Another strategy is the "If you can't beat em join em" strategy. I work as a freelancer for a couple agencies and there are a lot of benefits to doing so. The other tips are good. I'm a fan of not acting to big. The last thing you want are projects that will bog you down and stretch you beyond what you're good at.

Posted By: on 03/26/08

Good advice, Brad. Thanks.

Posted By: E. I. Sanchez on 03/26/08

Matt, any resources on: Study Graphic Design and Layout? I've been wanting to ask these questions... What's the hottest website layout these days? 3-column, 2-column? are there any magazine style css templates outthere? should people feature user comments on their blog?

Posted By: on 03/26/08

Good question, Edgar. I think this one is worth posting a separate article about.

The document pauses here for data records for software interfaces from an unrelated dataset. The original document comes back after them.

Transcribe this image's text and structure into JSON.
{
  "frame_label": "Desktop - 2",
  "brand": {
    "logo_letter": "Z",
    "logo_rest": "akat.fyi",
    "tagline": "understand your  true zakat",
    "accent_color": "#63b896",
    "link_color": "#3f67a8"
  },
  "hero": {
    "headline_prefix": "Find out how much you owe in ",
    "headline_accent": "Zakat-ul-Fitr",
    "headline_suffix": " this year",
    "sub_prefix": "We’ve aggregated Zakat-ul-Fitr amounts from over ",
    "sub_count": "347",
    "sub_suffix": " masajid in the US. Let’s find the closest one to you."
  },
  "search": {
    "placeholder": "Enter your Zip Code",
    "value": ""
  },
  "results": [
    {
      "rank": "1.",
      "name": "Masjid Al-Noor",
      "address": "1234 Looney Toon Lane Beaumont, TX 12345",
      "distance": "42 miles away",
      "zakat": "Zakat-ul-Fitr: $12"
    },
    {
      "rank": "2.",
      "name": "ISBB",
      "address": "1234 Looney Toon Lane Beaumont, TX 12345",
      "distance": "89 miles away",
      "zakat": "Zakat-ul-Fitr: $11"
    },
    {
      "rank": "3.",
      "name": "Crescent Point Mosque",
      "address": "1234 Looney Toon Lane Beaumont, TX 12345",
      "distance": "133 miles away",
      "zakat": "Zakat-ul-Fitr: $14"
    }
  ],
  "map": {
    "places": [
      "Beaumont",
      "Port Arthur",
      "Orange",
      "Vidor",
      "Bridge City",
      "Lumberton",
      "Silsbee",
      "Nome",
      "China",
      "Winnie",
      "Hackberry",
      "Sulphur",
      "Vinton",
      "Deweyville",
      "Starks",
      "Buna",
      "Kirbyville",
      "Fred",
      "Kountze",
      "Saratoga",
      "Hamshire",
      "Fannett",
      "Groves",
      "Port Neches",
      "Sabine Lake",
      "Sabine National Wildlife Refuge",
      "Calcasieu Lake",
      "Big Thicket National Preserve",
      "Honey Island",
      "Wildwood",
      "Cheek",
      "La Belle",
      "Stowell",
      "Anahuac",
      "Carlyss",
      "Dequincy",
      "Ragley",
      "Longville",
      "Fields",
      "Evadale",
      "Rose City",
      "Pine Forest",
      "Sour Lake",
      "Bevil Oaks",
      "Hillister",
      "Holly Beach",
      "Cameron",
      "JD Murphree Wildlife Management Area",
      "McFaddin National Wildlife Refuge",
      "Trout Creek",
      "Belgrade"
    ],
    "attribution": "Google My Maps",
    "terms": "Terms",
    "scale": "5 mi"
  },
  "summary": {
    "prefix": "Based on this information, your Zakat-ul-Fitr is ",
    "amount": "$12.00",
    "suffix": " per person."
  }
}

My quick answer is that it really depends on where you ultimately want to end up. If you are wanting to pursue graphic design as a vocation, then you need to start on a good book-based study path. This is something I'm still working on after quite a few years as a freelancer and it's something that I will continue to some degree for the rest of my life. On the other hand, if you just need a good design for your website and you don't necessarily want to put all of your energy into it; it's probably best to model your layout after a trusted website that you personally find pleasing and usable. Like I said, I'll post more in-depth article sometime in the near future.

Posted By: Craig Elimeliah on 03/26/08

Cute... although it seems a bit outdated. The web is a new platform, its is way beyond what it was even 2 years ago. There is so much involved, so much strategy, detail, design, programming, tracking, etc... can one man be a hollywood studio? No. Its not as simple as it used to be. And it shouldnt be that simple either. We have evolved into a complex platform that requires more than a pirated copy of Dreamweaver to develop for. The quality of sites should be going up. The bar has been raised. Not everyone is a web designer.

Posted By: on 03/26/08

Craig, I think we agree. Please see my first heading in the article. I think what's outdated is the idea that we have to form frozen employer-employee relationships to get the job done right.

Posted By: tim nolan on 03/26/08

See: above link for description

Posted By: Jermayn on 03/27/08

Great article. Do not lower your rates to get the job would be my tip....

Posted By: xavier on 03/27/08

Great article and site. Love reading this blog.

Posted By: on 03/27/08

Thanks a lot, Jermayn and Xavier.

Posted By: Mokokoma Mokhonoana on 10/23/08

Good points, your "smallness" can't definitely be used to your advantage, as it allows you to offer a more personal working relationship with the client!

Post Your Comment

Comments are closed.